On the last weekend of May, Demo Finland participated in the traditional World Village Festival in Helsinki. The festival gathered 85 000 visitors altogether, as well as hundreds of exhibitors.
Demo’s Democracy tent brought all the Finnish parliamentary parties together and offered an opportunity for citizens to get to know the parties and the work of Demo. Demo also organised two panel discussions in the festival.
In the Democracy tent, visitors also had the opportunity to meet visiting politicians from different parties, see Maria Santto’s photo exhibition on Nepal and reflect on their civil and political rights. Fictional news headlines showed what political life might look like if the events of countries in a democratic transition were reality in Finland.
The visitors also encountered a challenging task trying to prioritize different civil and political rights. The examples included freedom of speech, freedom of religion, freedom of association and the right to vote. The results at the end of the festival indicated that prioritizing these rights had been extremely difficult, but that freedom of speech and the right to vote were slightly more appreciated than freedom of religion and freedom of association. Some visitors refused to choose which one is more important than the others as they are all interrelated and don’t necessarily mean much without the others.
On Saturday, Demo organised a panel discussion on politics as a human right. The representatives of all the parliamentary parties discussed on the interest in politics and appreciation of political parties in Finland as well as on the development of democracy abroad. One of the issues that came up in the conversation was the decline in voter turnout in Finland. The panelists argued that it is possible to increase the interest in politics by strengthening the teaching of citizenship education in schools. Another issue that was discussed was democratic transitions in other countries, where groups such as the opposition, women and youth are too often not listened to at all.
The other panel discussion organised by Demo brought on stage the representatives of political youth and student organisations. These youth had just returned from a trip to Nepal, which was a part of a training programme on development and democracy, organised by Demo Finland and UNDP Nordic Office. The panelists discussed on their experiences in Nepal, on their organisations’ views on development policy and on a mutual statement on development policy that the political youth and student organisations had made on the previous day.

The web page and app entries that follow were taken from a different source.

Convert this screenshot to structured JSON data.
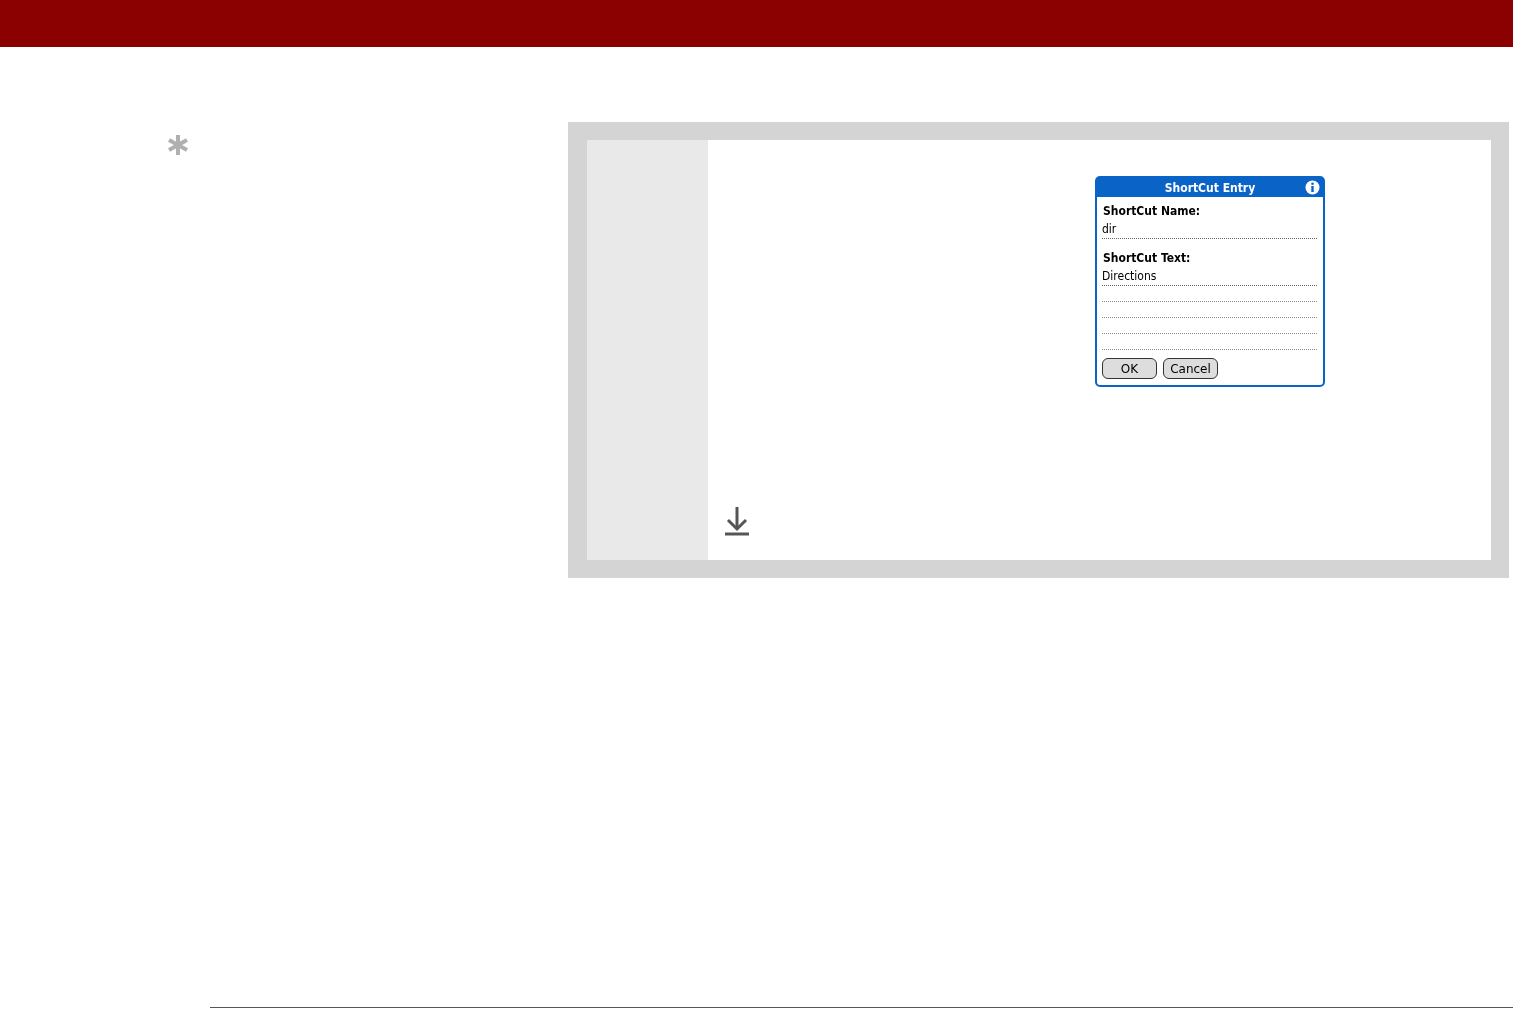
{
  "dialog": {
    "title": "ShortCut Entry",
    "fields": [
      {
        "label": "ShortCut Name:",
        "value": "dir"
      },
      {
        "label": "ShortCut Text:",
        "value": "Directions"
      }
    ],
    "buttons": [
      "OK",
      "Cancel"
    ]
  }
}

All in all, the World Village Festival was once again a great opportunity for Demo and the political parties to meet people and to show how multi-party cooperation in the field of democracy support works. Demo thanks all the visitors, volunteers and panelists and hopes to see everyone again next year!